RECORDS SHOWN Start Marker

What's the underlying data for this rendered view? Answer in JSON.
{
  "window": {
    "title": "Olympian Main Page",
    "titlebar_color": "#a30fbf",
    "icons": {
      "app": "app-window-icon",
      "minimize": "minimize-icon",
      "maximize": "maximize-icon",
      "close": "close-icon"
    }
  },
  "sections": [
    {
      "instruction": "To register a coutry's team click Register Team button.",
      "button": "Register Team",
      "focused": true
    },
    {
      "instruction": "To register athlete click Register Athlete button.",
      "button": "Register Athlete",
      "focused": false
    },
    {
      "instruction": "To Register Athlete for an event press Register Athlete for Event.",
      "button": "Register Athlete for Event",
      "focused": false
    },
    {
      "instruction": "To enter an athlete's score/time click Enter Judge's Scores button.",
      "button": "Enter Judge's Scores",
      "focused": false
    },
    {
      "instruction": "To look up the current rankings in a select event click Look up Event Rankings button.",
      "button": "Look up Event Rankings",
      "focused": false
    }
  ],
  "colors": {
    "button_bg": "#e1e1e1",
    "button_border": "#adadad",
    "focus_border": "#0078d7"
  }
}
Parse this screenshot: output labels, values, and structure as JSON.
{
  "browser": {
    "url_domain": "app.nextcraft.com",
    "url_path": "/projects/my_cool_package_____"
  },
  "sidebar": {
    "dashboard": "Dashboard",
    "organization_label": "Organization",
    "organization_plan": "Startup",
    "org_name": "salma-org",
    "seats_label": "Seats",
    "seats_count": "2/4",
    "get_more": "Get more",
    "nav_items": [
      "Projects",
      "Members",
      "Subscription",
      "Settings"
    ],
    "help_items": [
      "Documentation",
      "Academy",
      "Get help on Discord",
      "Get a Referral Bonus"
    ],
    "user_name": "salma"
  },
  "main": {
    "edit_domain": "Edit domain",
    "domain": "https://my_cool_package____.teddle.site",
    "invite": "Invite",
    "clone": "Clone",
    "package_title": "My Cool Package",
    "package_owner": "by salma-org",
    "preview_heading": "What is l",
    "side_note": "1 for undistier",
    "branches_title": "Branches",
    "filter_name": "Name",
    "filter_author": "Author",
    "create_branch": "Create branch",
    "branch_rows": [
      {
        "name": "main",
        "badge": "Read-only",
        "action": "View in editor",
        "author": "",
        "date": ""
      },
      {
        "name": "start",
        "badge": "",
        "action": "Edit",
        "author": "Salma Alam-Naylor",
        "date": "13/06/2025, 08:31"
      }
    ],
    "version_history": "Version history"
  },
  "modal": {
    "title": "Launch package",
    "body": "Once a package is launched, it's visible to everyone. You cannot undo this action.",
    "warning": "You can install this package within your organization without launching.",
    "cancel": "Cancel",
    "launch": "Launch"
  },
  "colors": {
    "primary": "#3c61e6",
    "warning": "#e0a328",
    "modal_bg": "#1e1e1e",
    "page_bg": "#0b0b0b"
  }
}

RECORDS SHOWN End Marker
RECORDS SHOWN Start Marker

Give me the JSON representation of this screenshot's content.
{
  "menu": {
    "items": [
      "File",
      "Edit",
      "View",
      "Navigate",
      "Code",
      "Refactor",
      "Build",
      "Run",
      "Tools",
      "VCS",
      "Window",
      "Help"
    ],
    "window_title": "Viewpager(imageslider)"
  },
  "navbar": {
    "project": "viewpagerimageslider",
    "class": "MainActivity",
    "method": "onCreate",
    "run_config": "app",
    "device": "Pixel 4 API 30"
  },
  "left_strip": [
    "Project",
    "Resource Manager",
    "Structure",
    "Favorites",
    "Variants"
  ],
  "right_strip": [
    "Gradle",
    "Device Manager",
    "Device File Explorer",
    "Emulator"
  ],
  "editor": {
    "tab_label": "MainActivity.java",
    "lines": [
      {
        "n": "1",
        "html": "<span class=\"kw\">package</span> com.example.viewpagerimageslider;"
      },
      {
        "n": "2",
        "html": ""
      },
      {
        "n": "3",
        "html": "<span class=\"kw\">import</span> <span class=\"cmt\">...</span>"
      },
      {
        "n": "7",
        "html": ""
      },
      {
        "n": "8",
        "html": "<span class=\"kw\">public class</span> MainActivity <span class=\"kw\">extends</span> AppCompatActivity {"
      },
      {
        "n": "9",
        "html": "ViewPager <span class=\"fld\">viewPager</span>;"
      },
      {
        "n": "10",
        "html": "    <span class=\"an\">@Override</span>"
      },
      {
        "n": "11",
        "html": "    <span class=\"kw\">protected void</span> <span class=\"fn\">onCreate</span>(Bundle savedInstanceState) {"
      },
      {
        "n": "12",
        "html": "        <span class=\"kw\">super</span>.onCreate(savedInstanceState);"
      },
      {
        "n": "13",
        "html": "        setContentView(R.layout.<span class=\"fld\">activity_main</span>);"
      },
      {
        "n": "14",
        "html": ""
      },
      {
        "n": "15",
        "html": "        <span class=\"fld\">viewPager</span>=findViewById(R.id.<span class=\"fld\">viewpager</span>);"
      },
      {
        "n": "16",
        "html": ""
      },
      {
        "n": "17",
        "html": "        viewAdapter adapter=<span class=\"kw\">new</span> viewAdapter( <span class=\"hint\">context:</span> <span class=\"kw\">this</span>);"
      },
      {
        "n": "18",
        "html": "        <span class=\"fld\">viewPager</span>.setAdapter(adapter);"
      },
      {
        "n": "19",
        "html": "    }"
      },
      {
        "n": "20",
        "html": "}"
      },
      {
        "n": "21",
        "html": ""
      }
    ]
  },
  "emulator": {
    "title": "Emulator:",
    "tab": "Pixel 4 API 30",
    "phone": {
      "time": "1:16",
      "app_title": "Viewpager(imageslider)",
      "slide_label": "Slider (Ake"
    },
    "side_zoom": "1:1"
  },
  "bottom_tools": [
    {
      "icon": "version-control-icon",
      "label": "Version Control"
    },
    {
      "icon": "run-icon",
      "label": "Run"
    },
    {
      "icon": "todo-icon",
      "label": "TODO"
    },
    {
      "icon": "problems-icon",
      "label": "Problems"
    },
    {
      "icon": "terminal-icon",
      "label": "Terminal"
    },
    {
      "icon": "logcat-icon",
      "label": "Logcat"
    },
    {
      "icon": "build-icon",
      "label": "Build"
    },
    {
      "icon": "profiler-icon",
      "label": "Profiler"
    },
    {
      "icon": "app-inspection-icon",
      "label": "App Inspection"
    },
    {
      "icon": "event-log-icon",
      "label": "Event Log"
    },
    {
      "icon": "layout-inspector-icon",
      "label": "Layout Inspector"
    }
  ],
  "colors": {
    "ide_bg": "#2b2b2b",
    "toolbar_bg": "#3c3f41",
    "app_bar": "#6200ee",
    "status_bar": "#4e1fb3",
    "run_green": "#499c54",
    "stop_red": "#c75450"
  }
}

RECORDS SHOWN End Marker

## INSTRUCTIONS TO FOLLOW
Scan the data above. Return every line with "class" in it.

## OUTPUT FOR THIS EXERCISE
    "class": "MainActivity",
        "html": "<span class=\"kw\">package</span> com.example.viewpagerimageslider;"
        "html": "<span class=\"kw\">import</span> <span class=\"cmt\">...</span>"
        "html": "<span class=\"kw\">public class</span> MainActivity <span class=\"kw\">extends</span> AppCompatActivity {"
        "html": "ViewPager <span class=\"fld\">viewPager</span>;"
        "html": "    <span class=\"an\">@Override</span>"
        "html": "    <span class=\"kw\">protected void</span> <span class=\"fn\">onCreate</span>(Bundle savedInstanceState) {"
        "html": "        <span class=\"kw\">super</span>.onCreate(savedInstanceState);"
        "html": "        setContentView(R.layout.<span class=\"fld\">activity_main</span>);"
        "html": "        <span class=\"fld\">viewPager</span>=findViewById(R.id.<span class=\"fld\">viewpager</span>);"
        "html": "        viewAdapter adapter=<span class=\"kw\">new</span> viewAdapter( <span class=\"hint\">context:</span> <span class=\"kw\">this</span>);"
        "html": "        <span class=\"fld\">viewPager</span>.setAdapter(adapter);"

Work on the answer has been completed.